I have long gotten used to the idea that the battery life of a smartphone will never match that of an old phone, so it is not high on my priorities list when I decide which smartphone I should buy next. Considering the advantages, this trade-off is something I can live with. Granted, our preferences may differ, but other traits like design, responsiveness, or camera are of a greater importance to me, and other people I know as well.
So I find it strange when an IDC survey, namely ConsumerScape 360, finds that battery life is the main reason why people buy a certain Android, iOS or Windows Phone smartphone, more so than operating system, screen size, brand or camera resolution. To quote my colleague Wayne Williams, "That seems very unlikely. No one shops for a phone because of battery life. No one".
Looking at the results of the survey, battery life tops the smartphone purchase drivers list by a significant margin, between 10 and 23 percentage points depending on the platform, over the factor in second place, which is ease of use.
Camera resolution comes in ninth (out of ten), brand comes in seventh, screen size comes in fifth and operating system comes in third place. Design and performance do not even make it into top ten, which, again, seems strange considering weight/size and web browsing speed do. Even "touch screen", which is a feature virtually every smartphone nowadays offers and is, therefore, a given, made the list.
I suspect the consumers who IDC surveyed are predominantly first-time smartphone buyers, who are likely to find long battery life and having a touchscreen as important features around the time of the transition.

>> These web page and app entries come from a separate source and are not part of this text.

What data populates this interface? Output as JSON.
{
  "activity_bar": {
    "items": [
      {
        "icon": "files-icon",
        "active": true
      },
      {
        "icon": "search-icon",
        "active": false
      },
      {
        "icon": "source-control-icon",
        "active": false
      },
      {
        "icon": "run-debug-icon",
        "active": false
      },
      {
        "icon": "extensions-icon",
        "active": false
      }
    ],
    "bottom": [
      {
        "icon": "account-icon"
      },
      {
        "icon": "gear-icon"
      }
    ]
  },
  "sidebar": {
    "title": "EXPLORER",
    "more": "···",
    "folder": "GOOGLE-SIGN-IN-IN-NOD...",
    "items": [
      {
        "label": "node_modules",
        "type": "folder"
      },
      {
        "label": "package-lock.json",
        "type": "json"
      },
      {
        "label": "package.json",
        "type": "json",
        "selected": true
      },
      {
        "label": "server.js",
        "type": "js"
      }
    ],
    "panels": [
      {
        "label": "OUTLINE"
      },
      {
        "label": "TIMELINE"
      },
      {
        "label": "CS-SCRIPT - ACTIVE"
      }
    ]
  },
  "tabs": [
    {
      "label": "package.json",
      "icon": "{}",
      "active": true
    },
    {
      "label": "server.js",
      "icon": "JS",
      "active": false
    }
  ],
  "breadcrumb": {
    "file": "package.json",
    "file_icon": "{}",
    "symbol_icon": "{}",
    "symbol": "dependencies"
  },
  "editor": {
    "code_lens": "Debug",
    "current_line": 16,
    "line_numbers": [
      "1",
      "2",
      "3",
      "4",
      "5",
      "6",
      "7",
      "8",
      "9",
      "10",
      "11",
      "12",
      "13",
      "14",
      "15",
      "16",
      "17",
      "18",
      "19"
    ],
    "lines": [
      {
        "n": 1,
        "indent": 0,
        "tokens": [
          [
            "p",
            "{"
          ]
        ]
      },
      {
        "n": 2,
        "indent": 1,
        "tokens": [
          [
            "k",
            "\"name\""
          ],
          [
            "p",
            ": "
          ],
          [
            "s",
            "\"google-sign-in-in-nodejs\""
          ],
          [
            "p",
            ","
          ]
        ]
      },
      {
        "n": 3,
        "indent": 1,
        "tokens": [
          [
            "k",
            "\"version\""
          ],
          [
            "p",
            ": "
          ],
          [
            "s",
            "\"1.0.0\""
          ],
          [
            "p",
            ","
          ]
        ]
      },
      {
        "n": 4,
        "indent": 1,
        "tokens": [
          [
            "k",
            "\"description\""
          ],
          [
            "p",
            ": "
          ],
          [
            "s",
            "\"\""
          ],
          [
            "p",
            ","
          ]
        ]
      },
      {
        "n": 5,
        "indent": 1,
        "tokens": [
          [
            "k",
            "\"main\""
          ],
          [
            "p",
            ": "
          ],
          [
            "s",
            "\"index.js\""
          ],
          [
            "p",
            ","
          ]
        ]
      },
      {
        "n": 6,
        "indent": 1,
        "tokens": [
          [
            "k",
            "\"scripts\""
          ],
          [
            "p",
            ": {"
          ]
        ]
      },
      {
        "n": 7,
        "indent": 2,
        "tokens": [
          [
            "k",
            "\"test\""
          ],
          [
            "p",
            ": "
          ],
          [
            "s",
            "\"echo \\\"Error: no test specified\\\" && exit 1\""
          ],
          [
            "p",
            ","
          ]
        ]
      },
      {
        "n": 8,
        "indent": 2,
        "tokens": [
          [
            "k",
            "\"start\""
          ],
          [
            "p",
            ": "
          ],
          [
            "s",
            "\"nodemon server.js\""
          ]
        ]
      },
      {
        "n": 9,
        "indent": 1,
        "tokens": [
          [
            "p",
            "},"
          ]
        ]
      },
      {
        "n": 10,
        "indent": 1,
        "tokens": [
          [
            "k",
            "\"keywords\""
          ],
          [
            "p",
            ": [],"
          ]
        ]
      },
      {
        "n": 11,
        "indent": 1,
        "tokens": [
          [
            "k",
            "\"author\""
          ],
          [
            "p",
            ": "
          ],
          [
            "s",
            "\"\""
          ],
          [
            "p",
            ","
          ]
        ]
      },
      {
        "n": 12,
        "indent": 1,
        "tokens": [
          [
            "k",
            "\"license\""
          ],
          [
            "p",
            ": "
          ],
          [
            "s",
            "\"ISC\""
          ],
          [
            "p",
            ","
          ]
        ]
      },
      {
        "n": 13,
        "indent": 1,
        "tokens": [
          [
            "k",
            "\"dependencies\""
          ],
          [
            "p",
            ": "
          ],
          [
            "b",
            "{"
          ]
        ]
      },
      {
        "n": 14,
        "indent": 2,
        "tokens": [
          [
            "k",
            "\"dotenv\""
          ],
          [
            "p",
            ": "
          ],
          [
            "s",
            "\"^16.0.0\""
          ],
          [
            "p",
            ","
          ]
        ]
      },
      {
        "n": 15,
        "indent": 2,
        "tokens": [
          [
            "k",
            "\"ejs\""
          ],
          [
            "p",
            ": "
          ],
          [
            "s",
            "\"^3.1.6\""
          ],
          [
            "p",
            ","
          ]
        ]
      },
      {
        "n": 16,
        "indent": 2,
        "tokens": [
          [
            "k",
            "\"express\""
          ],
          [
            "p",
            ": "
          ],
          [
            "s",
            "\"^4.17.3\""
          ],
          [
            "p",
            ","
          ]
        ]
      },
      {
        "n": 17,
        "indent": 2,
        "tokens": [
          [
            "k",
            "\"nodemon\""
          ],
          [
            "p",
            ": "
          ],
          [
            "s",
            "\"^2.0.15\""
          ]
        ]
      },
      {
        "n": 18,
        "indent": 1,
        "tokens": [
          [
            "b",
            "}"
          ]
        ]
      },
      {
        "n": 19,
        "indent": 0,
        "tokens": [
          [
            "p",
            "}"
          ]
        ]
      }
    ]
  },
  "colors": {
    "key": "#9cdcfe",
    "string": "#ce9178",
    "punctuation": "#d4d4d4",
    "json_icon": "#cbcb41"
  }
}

Other features, that I have mentioned earlier, are likely to become priorities as consumers upgrade.
For more, check the news that Motorola has launched its Moto E smartphone boasting an all day battery and some other impressive specs for just £89.